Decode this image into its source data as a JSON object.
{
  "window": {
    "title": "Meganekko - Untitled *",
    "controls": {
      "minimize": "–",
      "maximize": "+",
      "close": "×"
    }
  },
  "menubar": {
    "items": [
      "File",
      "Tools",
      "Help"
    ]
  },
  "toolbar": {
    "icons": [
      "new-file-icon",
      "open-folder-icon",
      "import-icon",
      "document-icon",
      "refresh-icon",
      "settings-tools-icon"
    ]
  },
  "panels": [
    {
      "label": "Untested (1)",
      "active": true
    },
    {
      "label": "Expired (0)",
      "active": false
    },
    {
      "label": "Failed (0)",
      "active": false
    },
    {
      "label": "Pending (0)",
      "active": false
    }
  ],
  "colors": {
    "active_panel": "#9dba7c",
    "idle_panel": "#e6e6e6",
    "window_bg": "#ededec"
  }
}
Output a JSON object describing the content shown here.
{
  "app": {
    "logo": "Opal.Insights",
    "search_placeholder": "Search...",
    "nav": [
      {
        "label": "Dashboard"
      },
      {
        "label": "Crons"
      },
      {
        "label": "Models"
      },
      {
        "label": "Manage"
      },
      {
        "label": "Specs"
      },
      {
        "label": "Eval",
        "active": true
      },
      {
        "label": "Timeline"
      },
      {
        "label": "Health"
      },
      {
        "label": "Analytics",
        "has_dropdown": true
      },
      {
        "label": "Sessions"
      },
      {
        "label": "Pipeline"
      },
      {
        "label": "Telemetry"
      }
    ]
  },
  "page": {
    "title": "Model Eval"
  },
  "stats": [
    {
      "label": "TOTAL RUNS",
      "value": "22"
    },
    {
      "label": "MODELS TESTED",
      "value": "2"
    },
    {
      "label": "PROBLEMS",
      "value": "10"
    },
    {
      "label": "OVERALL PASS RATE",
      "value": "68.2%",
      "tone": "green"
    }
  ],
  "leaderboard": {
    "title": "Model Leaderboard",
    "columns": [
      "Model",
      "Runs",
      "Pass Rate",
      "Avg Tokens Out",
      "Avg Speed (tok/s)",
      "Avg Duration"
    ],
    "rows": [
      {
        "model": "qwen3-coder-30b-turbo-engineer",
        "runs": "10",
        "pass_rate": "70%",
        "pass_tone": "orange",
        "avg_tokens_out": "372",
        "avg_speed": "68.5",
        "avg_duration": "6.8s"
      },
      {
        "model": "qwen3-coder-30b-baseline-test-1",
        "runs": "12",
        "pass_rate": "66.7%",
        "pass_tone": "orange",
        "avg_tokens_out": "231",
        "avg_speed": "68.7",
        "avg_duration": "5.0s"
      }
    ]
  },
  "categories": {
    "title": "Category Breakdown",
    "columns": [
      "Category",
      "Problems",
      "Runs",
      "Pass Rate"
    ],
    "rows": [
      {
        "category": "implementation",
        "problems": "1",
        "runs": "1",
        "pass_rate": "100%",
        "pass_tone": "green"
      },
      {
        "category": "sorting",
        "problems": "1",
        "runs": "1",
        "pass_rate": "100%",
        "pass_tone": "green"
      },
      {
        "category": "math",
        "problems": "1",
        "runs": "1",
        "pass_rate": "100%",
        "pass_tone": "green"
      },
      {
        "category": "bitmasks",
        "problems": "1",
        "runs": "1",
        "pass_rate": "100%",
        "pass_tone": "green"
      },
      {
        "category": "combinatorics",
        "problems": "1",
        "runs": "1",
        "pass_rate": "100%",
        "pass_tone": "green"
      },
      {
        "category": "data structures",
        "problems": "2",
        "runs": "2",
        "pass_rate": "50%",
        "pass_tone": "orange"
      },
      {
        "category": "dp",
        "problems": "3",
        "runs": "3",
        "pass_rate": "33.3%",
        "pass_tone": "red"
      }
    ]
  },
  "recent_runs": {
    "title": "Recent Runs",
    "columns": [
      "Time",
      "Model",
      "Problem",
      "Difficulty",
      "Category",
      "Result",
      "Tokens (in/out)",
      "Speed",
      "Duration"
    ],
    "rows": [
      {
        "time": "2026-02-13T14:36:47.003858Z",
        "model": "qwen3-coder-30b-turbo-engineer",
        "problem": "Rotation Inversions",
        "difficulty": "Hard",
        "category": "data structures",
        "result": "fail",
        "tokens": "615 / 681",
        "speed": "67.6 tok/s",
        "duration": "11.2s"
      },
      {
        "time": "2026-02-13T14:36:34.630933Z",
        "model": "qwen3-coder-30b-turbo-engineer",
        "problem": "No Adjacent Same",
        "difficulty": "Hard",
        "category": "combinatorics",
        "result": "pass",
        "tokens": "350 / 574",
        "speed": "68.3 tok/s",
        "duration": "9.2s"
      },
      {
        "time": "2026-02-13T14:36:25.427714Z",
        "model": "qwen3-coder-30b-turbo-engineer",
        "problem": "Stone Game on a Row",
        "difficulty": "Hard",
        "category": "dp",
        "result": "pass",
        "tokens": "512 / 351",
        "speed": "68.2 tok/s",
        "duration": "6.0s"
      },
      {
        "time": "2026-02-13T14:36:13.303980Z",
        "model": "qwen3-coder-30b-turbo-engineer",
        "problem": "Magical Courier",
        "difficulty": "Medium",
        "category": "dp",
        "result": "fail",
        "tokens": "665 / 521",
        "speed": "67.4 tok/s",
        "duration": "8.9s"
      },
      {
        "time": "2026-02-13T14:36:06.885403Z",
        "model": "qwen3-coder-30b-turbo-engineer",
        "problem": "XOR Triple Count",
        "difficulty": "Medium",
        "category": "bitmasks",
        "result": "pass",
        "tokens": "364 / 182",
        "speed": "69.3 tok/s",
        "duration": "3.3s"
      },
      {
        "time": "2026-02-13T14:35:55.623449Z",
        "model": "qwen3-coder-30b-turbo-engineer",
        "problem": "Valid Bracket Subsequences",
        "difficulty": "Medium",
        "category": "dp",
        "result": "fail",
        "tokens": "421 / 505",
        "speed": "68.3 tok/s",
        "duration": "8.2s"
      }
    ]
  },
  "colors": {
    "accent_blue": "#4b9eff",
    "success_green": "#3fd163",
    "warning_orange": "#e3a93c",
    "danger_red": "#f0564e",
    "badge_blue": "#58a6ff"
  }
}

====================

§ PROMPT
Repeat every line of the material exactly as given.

§ RESPONSE TO THIS EXERCISE
Decode this image into its source data as a JSON object.
{
  "window": {
    "title": "Meganekko - Untitled *",
    "controls": {
      "minimize": "–",
      "maximize": "+",
      "close": "×"
    }
  },
  "menubar": {
    "items": [
      "File",
      "Tools",
      "Help"
    ]
  },
  "toolbar": {
    "icons": [
      "new-file-icon",
      "open-folder-icon",
      "import-icon",
      "document-icon",
      "refresh-icon",
      "settings-tools-icon"
    ]
  },
  "panels": [
    {
      "label": "Untested (1)",
      "active": true
    },
    {
      "label": "Expired (0)",
      "active": false
    },
    {
      "label": "Failed (0)",
      "active": false
    },
    {
      "label": "Pending (0)",
      "active": false
    }
  ],
  "colors": {
    "active_panel": "#9dba7c",
    "idle_panel": "#e6e6e6",
    "window_bg": "#ededec"
  }
}
Output a JSON object describing the content shown here.
{
  "app": {
    "logo": "Opal.Insights",
    "search_placeholder": "Search...",
    "nav": [
      {
        "label": "Dashboard"
      },
      {
        "label": "Crons"
      },
      {
        "label": "Models"
      },
      {
        "label": "Manage"
      },
      {
        "label": "Specs"
      },
      {
        "label": "Eval",
        "active": true
      },
      {
        "label": "Timeline"
      },
      {
        "label": "Health"
      },
      {
        "label": "Analytics",
        "has_dropdown": true
      },
      {
        "label": "Sessions"
      },
      {
        "label": "Pipeline"
      },
      {
        "label": "Telemetry"
      }
    ]
  },
  "page": {
    "title": "Model Eval"
  },
  "stats": [
    {
      "label": "TOTAL RUNS",
      "value": "22"
    },
    {
      "label": "MODELS TESTED",
      "value": "2"
    },
    {
      "label": "PROBLEMS",
      "value": "10"
    },
    {
      "label": "OVERALL PASS RATE",
      "value": "68.2%",
      "tone": "green"
    }
  ],
  "leaderboard": {
    "title": "Model Leaderboard",
    "columns": [
      "Model",
      "Runs",
      "Pass Rate",
      "Avg Tokens Out",
      "Avg Speed (tok/s)",
      "Avg Duration"
    ],
    "rows": [
      {
        "model": "qwen3-coder-30b-turbo-engineer",
        "runs": "10",
        "pass_rate": "70%",
        "pass_tone": "orange",
        "avg_tokens_out": "372",
        "avg_speed": "68.5",
        "avg_duration": "6.8s"
      },
      {
        "model": "qwen3-coder-30b-baseline-test-1",
        "runs": "12",
        "pass_rate": "66.7%",
        "pass_tone": "orange",
        "avg_tokens_out": "231",
        "avg_speed": "68.7",
        "avg_duration": "5.0s"
      }
    ]
  },
  "categories": {
    "title": "Category Breakdown",
    "columns": [
      "Category",
      "Problems",
      "Runs",
      "Pass Rate"
    ],
    "rows": [
      {
        "category": "implementation",
        "problems": "1",
        "runs": "1",
        "pass_rate": "100%",
        "pass_tone": "green"
      },
      {
        "category": "sorting",
        "problems": "1",
        "runs": "1",
        "pass_rate": "100%",
        "pass_tone": "green"
      },
      {
        "category": "math",
        "problems": "1",
        "runs": "1",
        "pass_rate": "100%",
        "pass_tone": "green"
      },
      {
        "category": "bitmasks",
        "problems": "1",
        "runs": "1",
        "pass_rate": "100%",
        "pass_tone": "green"
      },
      {
        "category": "combinatorics",
        "problems": "1",
        "runs": "1",
        "pass_rate": "100%",
        "pass_tone": "green"
      },
      {
        "category": "data structures",
        "problems": "2",
        "runs": "2",
        "pass_rate": "50%",
        "pass_tone": "orange"
      },
      {
        "category": "dp",
        "problems": "3",
        "runs": "3",
        "pass_rate": "33.3%",
        "pass_tone": "red"
      }
    ]
  },
  "recent_runs": {
    "title": "Recent Runs",
    "columns": [
      "Time",
      "Model",
      "Problem",
      "Difficulty",
      "Category",
      "Result",
      "Tokens (in/out)",
      "Speed",
      "Duration"
    ],
    "rows": [
      {
        "time": "2026-02-13T14:36:47.003858Z",
        "model": "qwen3-coder-30b-turbo-engineer",
        "problem": "Rotation Inversions",
        "difficulty": "Hard",
        "category": "data structures",
        "result": "fail",
        "tokens": "615 / 681",
        "speed": "67.6 tok/s",
        "duration": "11.2s"
      },
      {
        "time": "2026-02-13T14:36:34.630933Z",
        "model": "qwen3-coder-30b-turbo-engineer",
        "problem": "No Adjacent Same",
        "difficulty": "Hard",
        "category": "combinatorics",
        "result": "pass",
        "tokens": "350 / 574",
        "speed": "68.3 tok/s",
        "duration": "9.2s"
      },
      {
        "time": "2026-02-13T14:36:25.427714Z",
        "model": "qwen3-coder-30b-turbo-engineer",
        "problem": "Stone Game on a Row",
        "difficulty": "Hard",
        "category": "dp",
        "result": "pass",
        "tokens": "512 / 351",
        "speed": "68.2 tok/s",
        "duration": "6.0s"
      },
      {
        "time": "2026-02-13T14:36:13.303980Z",
        "model": "qwen3-coder-30b-turbo-engineer",
        "problem": "Magical Courier",
        "difficulty": "Medium",
        "category": "dp",
        "result": "fail",
        "tokens": "665 / 521",
        "speed": "67.4 tok/s",
        "duration": "8.9s"
      },
      {
        "time": "2026-02-13T14:36:06.885403Z",
        "model": "qwen3-coder-30b-turbo-engineer",
        "problem": "XOR Triple Count",
        "difficulty": "Medium",
        "category": "bitmasks",
        "result": "pass",
        "tokens": "364 / 182",
        "speed": "69.3 tok/s",
        "duration": "3.3s"
      },
      {
        "time": "2026-02-13T14:35:55.623449Z",
        "model": "qwen3-coder-30b-turbo-engineer",
        "problem": "Valid Bracket Subsequences",
        "difficulty": "Medium",
        "category": "dp",
        "result": "fail",
        "tokens": "421 / 505",
        "speed": "68.3 tok/s",
        "duration": "8.2s"
      }
    ]
  },
  "colors": {
    "accent_blue": "#4b9eff",
    "success_green": "#3fd163",
    "warning_orange": "#e3a93c",
    "danger_red": "#f0564e",
    "badge_blue": "#58a6ff"
  }
}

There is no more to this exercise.